SOUTHEAST ASIAN MUSICAL INSTRUMENTS
, late 19th centuryIndiaWood, ivory, metalThis small sitar has a body made of bent strips of wood. The strips are bent to forma bowl resonator that resembles the shape of small sitars that use ostrich eggs forthe resonating champer.
, 1997Made by Murari AdhikariCalcutta, IndiaTeak, ebony, metal, bone, various materialsThis sitar with seven melody and thirteen sympathetic strings was made in 1997 byMurari Adhikari, son of Nityananda Adhikari, an early twentieth-century innovatorof sitar construction. Murari continued to incorporate his father's improvements,which included elaborate engraving and carving, rounded frets, a concave neck,changes in bridge design, and adjustments that produce an even tone from high tolow.
, 19th centuryIndiaWood, pearl, ivoryRichly decorated musical instruments such as this sursanga were often given asgifts and used for display or wall decorations. This instrument is painted in theMysore style and the belly depicts both Ganesha and Sarasvati.
, 20th centuryIndiaGourd, wood, bone, ivory, steelThis tambura has a round, bowl-shaped resonator made of wood. Inlaid on its bellyin ivory is a seven-pointed star radiating from a circle that surrounds the image of agod that could be a depiction of Rama. To each side is a peacock and a small tree.At the top of the pegblock, above the frontal peg, is an image of the goddess Shiva.

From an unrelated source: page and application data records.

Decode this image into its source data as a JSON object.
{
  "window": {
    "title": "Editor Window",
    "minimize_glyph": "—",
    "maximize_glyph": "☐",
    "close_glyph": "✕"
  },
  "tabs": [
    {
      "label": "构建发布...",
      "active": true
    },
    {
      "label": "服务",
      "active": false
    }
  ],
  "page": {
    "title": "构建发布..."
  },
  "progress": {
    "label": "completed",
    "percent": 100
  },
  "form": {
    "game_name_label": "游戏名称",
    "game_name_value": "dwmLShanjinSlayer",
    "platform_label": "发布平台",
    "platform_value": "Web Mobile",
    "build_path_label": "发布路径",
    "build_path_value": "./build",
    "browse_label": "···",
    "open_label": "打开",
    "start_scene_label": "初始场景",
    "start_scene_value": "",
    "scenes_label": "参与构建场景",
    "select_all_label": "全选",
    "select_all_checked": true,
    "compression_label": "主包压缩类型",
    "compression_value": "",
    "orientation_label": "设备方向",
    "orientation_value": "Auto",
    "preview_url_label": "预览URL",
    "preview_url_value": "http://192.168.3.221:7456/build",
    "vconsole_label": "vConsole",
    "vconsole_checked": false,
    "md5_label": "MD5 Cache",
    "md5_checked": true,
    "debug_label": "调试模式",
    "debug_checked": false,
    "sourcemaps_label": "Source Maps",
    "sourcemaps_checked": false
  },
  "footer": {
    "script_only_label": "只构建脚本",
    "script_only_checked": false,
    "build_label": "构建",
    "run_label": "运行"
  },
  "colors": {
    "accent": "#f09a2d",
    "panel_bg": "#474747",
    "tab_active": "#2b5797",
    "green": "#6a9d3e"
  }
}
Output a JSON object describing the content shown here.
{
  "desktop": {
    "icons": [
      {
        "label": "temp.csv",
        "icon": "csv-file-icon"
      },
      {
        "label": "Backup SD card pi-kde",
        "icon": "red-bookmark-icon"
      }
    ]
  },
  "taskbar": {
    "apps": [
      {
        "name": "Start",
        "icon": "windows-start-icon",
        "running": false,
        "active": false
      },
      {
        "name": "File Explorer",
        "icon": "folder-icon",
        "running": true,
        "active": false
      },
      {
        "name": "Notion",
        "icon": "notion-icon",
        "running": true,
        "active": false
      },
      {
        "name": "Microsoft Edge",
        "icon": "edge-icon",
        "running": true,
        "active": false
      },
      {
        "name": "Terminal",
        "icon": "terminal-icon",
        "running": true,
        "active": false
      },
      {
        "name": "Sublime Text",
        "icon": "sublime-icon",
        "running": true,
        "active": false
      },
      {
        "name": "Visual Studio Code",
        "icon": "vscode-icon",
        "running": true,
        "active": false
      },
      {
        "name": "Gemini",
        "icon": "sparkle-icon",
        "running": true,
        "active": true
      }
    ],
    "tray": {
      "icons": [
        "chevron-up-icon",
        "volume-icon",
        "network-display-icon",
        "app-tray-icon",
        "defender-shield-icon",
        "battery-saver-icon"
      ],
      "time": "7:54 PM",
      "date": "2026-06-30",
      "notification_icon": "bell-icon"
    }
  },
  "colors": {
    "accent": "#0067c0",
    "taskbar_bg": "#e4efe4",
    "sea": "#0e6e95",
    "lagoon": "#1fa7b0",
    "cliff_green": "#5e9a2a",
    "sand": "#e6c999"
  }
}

, 20th centuryIndiaWood, leather, tuning pasteThe mrdangam is a conical barrel-shaped drum with the larger head approximatelyone and a half times the size of the smaller head. The drum is typically tuned to thetonic of the music, with the larger head tuned an octave lower than the smallerhead. The mrdangam is primarily found in South India, where it serves as arhythmic accompaniment in Karnatak music.